DATA SUPPLIED:
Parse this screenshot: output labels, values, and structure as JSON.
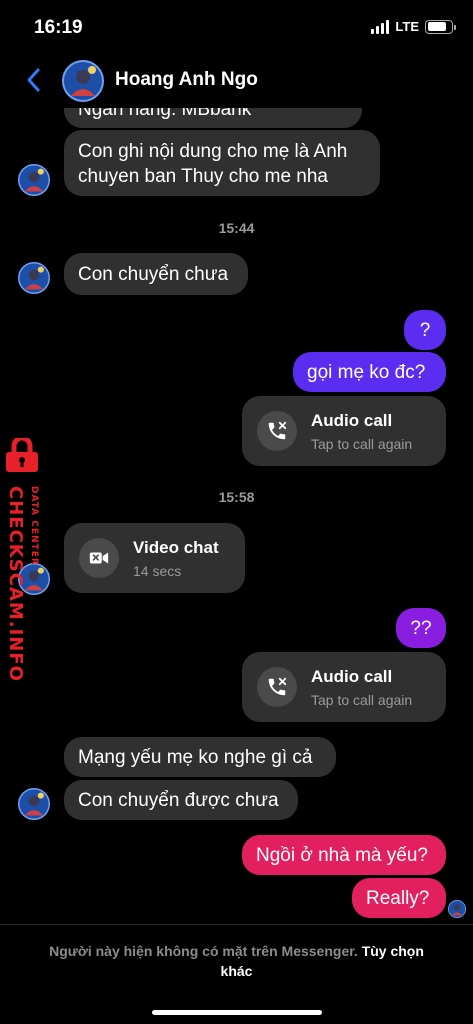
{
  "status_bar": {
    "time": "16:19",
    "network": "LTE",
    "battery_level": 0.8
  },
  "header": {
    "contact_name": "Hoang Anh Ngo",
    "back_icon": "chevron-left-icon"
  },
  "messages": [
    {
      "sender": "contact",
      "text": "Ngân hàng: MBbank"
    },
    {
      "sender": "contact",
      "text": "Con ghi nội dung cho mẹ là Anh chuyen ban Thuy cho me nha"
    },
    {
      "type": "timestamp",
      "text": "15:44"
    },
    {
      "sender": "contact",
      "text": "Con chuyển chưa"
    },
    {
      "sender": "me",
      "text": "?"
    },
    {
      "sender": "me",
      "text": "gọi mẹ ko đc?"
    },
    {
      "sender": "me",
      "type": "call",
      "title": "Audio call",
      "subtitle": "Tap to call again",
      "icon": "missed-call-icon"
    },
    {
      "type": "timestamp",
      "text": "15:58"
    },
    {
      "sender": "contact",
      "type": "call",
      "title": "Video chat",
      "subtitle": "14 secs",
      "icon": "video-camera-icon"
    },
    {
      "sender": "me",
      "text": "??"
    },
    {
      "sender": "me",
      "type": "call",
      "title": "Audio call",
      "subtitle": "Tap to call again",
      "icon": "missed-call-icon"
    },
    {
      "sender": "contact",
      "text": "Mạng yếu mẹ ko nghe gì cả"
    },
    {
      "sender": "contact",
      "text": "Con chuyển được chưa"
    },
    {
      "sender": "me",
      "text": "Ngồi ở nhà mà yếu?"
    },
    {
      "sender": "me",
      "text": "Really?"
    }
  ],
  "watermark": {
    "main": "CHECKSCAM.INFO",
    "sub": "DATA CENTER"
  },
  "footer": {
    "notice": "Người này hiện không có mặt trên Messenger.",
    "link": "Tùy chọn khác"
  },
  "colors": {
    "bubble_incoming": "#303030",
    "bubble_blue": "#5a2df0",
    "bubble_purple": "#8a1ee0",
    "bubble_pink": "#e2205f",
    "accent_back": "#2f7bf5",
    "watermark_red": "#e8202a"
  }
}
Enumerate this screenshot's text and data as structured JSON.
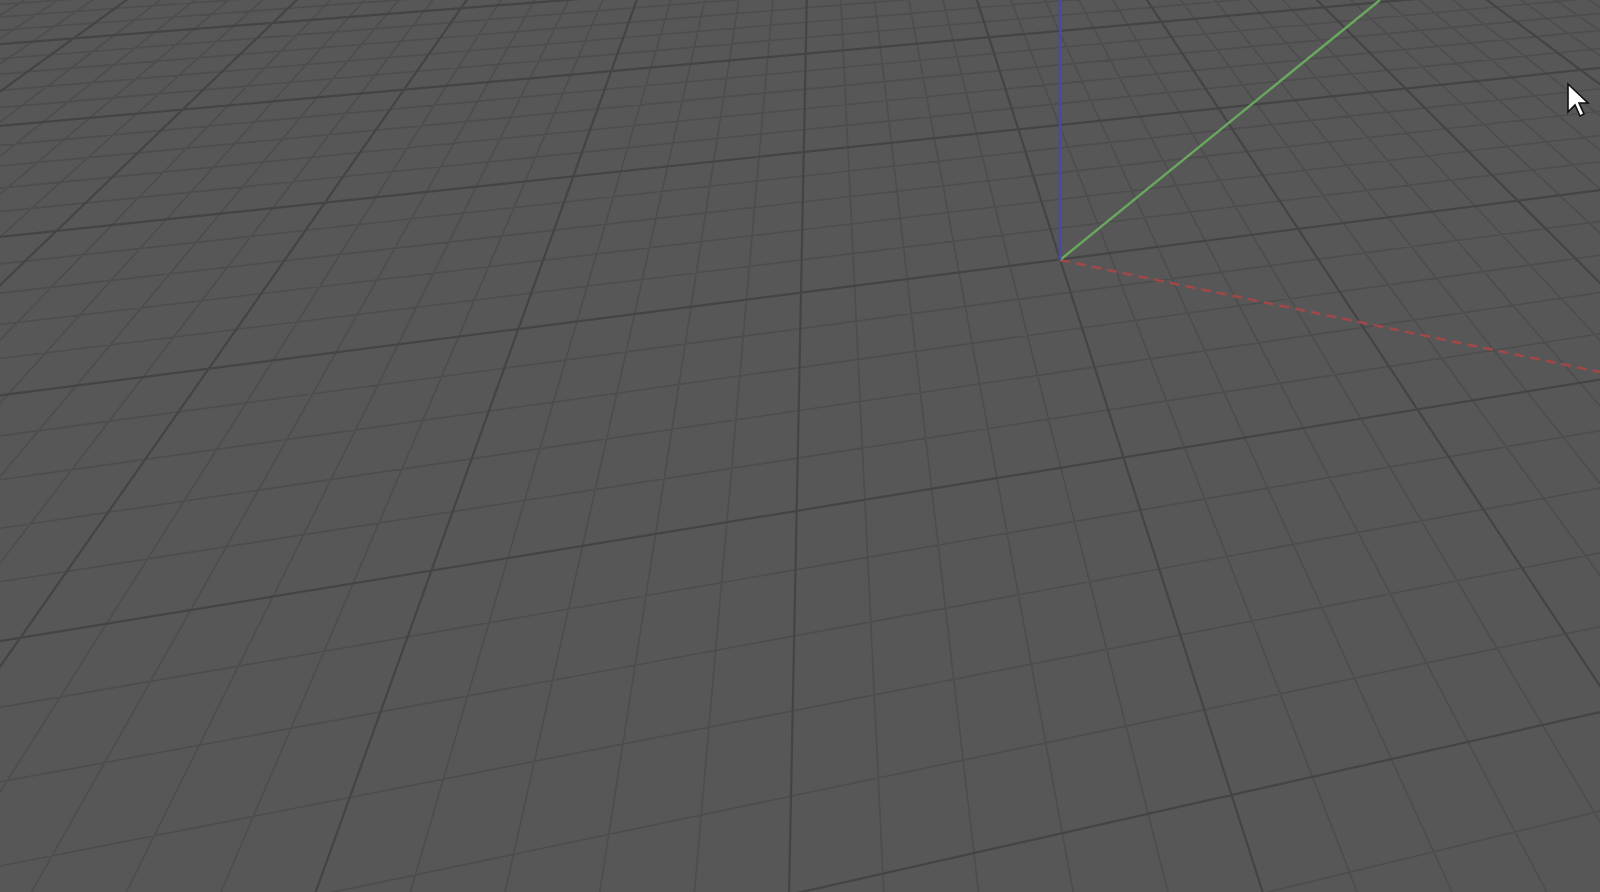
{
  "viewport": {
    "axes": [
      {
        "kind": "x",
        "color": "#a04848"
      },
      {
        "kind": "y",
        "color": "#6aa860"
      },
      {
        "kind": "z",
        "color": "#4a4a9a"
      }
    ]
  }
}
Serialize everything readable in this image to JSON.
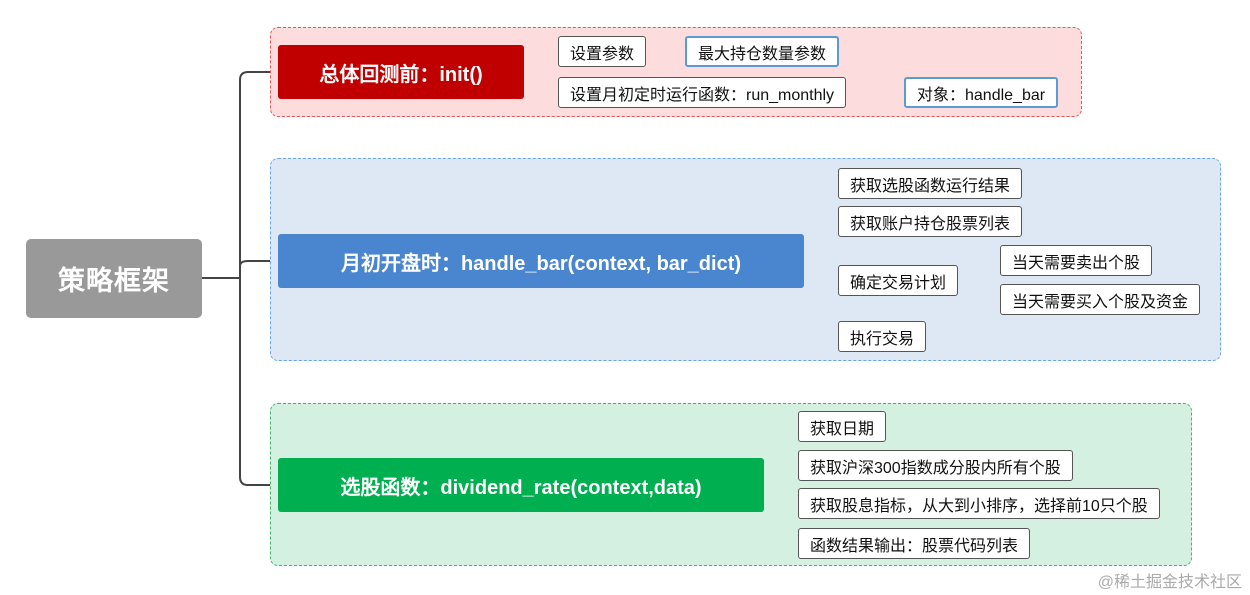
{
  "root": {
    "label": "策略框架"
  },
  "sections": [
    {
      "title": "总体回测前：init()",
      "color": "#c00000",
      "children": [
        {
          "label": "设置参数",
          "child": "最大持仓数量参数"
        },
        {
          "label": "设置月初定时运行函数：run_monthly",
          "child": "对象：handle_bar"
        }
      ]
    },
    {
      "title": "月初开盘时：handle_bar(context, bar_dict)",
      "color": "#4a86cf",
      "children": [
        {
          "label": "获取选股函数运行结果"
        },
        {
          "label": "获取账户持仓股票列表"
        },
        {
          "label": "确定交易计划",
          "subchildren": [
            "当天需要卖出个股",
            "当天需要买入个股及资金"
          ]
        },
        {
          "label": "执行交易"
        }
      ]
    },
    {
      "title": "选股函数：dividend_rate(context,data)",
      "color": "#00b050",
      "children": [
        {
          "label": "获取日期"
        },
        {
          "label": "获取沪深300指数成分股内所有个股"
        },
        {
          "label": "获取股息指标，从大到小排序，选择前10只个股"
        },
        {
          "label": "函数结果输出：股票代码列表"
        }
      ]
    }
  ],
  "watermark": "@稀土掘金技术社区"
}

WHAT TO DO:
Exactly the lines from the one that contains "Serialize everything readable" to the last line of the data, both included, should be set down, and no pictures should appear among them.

TASK RESPONSE:
Serialize everything readable in this image to JSON.
{
  "root": {
    "label": "策略框架"
  },
  "sections": [
    {
      "title": "总体回测前：init()",
      "color": "#c00000",
      "children": [
        {
          "label": "设置参数",
          "child": "最大持仓数量参数"
        },
        {
          "label": "设置月初定时运行函数：run_monthly",
          "child": "对象：handle_bar"
        }
      ]
    },
    {
      "title": "月初开盘时：handle_bar(context, bar_dict)",
      "color": "#4a86cf",
      "children": [
        {
          "label": "获取选股函数运行结果"
        },
        {
          "label": "获取账户持仓股票列表"
        },
        {
          "label": "确定交易计划",
          "subchildren": [
            "当天需要卖出个股",
            "当天需要买入个股及资金"
          ]
        },
        {
          "label": "执行交易"
        }
      ]
    },
    {
      "title": "选股函数：dividend_rate(context,data)",
      "color": "#00b050",
      "children": [
        {
          "label": "获取日期"
        },
        {
          "label": "获取沪深300指数成分股内所有个股"
        },
        {
          "label": "获取股息指标，从大到小排序，选择前10只个股"
        },
        {
          "label": "函数结果输出：股票代码列表"
        }
      ]
    }
  ],
  "watermark": "@稀土掘金技术社区"
}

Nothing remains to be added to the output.